All of the data is to be set down again without alteration.

**DATA**

----------------

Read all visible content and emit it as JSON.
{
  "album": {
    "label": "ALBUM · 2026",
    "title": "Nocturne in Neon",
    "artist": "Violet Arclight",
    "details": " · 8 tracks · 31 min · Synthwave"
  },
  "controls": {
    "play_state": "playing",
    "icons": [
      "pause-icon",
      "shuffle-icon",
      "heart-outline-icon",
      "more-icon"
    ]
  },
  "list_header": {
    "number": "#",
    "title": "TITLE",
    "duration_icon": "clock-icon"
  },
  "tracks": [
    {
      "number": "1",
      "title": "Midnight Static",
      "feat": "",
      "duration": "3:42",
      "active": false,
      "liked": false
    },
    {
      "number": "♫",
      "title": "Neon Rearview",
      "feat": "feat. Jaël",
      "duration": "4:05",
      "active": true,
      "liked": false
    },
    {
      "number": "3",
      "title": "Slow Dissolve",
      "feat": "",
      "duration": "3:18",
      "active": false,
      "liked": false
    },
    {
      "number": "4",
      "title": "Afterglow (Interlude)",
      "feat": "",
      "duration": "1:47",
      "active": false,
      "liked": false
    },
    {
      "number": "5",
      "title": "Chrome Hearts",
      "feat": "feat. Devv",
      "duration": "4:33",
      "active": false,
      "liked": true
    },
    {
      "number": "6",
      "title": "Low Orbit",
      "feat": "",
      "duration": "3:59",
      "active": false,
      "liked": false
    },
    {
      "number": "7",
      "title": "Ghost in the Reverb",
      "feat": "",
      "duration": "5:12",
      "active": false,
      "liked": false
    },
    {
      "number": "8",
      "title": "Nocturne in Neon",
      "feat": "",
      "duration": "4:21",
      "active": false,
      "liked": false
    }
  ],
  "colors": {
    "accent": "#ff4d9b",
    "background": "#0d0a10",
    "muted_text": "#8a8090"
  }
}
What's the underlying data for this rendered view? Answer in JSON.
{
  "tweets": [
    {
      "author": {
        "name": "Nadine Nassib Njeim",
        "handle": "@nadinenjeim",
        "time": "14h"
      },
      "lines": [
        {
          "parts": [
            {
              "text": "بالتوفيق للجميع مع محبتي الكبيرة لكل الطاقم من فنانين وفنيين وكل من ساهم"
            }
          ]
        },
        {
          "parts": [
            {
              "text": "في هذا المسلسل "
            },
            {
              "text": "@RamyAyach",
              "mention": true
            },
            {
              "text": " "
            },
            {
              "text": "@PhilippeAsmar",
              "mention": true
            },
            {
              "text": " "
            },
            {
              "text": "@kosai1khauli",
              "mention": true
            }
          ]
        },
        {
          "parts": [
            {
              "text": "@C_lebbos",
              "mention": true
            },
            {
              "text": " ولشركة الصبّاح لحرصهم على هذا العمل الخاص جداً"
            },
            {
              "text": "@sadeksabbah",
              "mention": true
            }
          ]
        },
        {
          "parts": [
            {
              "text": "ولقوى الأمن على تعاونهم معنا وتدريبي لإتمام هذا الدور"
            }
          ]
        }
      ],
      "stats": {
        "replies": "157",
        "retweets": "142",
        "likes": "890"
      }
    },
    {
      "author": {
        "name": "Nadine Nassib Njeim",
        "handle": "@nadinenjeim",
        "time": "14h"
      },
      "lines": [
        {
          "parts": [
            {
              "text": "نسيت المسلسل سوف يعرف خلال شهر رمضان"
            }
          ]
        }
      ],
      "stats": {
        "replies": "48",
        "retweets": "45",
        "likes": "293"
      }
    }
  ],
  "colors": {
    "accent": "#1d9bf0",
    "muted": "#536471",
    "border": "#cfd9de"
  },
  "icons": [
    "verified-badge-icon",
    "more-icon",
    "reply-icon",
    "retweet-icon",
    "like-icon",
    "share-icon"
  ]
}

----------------

**SOLVED EXERCISE**
Read all visible content and emit it as JSON.
{
  "album": {
    "label": "ALBUM · 2026",
    "title": "Nocturne in Neon",
    "artist": "Violet Arclight",
    "details": " · 8 tracks · 31 min · Synthwave"
  },
  "controls": {
    "play_state": "playing",
    "icons": [
      "pause-icon",
      "shuffle-icon",
      "heart-outline-icon",
      "more-icon"
    ]
  },
  "list_header": {
    "number": "#",
    "title": "TITLE",
    "duration_icon": "clock-icon"
  },
  "tracks": [
    {
      "number": "1",
      "title": "Midnight Static",
      "feat": "",
      "duration": "3:42",
      "active": false,
      "liked": false
    },
    {
      "number": "♫",
      "title": "Neon Rearview",
      "feat": "feat. Jaël",
      "duration": "4:05",
      "active": true,
      "liked": false
    },
    {
      "number": "3",
      "title": "Slow Dissolve",
      "feat": "",
      "duration": "3:18",
      "active": false,
      "liked": false
    },
    {
      "number": "4",
      "title": "Afterglow (Interlude)",
      "feat": "",
      "duration": "1:47",
      "active": false,
      "liked": false
    },
    {
      "number": "5",
      "title": "Chrome Hearts",
      "feat": "feat. Devv",
      "duration": "4:33",
      "active": false,
      "liked": true
    },
    {
      "number": "6",
      "title": "Low Orbit",
      "feat": "",
      "duration": "3:59",
      "active": false,
      "liked": false
    },
    {
      "number": "7",
      "title": "Ghost in the Reverb",
      "feat": "",
      "duration": "5:12",
      "active": false,
      "liked": false
    },
    {
      "number": "8",
      "title": "Nocturne in Neon",
      "feat": "",
      "duration": "4:21",
      "active": false,
      "liked": false
    }
  ],
  "colors": {
    "accent": "#ff4d9b",
    "background": "#0d0a10",
    "muted_text": "#8a8090"
  }
}
What's the underlying data for this rendered view? Answer in JSON.
{
  "tweets": [
    {
      "author": {
        "name": "Nadine Nassib Njeim",
        "handle": "@nadinenjeim",
        "time": "14h"
      },
      "lines": [
        {
          "parts": [
            {
              "text": "بالتوفيق للجميع مع محبتي الكبيرة لكل الطاقم من فنانين وفنيين وكل من ساهم"
            }
          ]
        },
        {
          "parts": [
            {
              "text": "في هذا المسلسل "
            },
            {
              "text": "@RamyAyach",
              "mention": true
            },
            {
              "text": " "
            },
            {
              "text": "@PhilippeAsmar",
              "mention": true
            },
            {
              "text": " "
            },
            {
              "text": "@kosai1khauli",
              "mention": true
            }
          ]
        },
        {
          "parts": [
            {
              "text": "@C_lebbos",
              "mention": true
            },
            {
              "text": " ولشركة الصبّاح لحرصهم على هذا العمل الخاص جداً"
            },
            {
              "text": "@sadeksabbah",
              "mention": true
            }
          ]
        },
        {
          "parts": [
            {
              "text": "ولقوى الأمن على تعاونهم معنا وتدريبي لإتمام هذا الدور"
            }
          ]
        }
      ],
      "stats": {
        "replies": "157",
        "retweets": "142",
        "likes": "890"
      }
    },
    {
      "author": {
        "name": "Nadine Nassib Njeim",
        "handle": "@nadinenjeim",
        "time": "14h"
      },
      "lines": [
        {
          "parts": [
            {
              "text": "نسيت المسلسل سوف يعرف خلال شهر رمضان"
            }
          ]
        }
      ],
      "stats": {
        "replies": "48",
        "retweets": "45",
        "likes": "293"
      }
    }
  ],
  "colors": {
    "accent": "#1d9bf0",
    "muted": "#536471",
    "border": "#cfd9de"
  },
  "icons": [
    "verified-badge-icon",
    "more-icon",
    "reply-icon",
    "retweet-icon",
    "like-icon",
    "share-icon"
  ]
}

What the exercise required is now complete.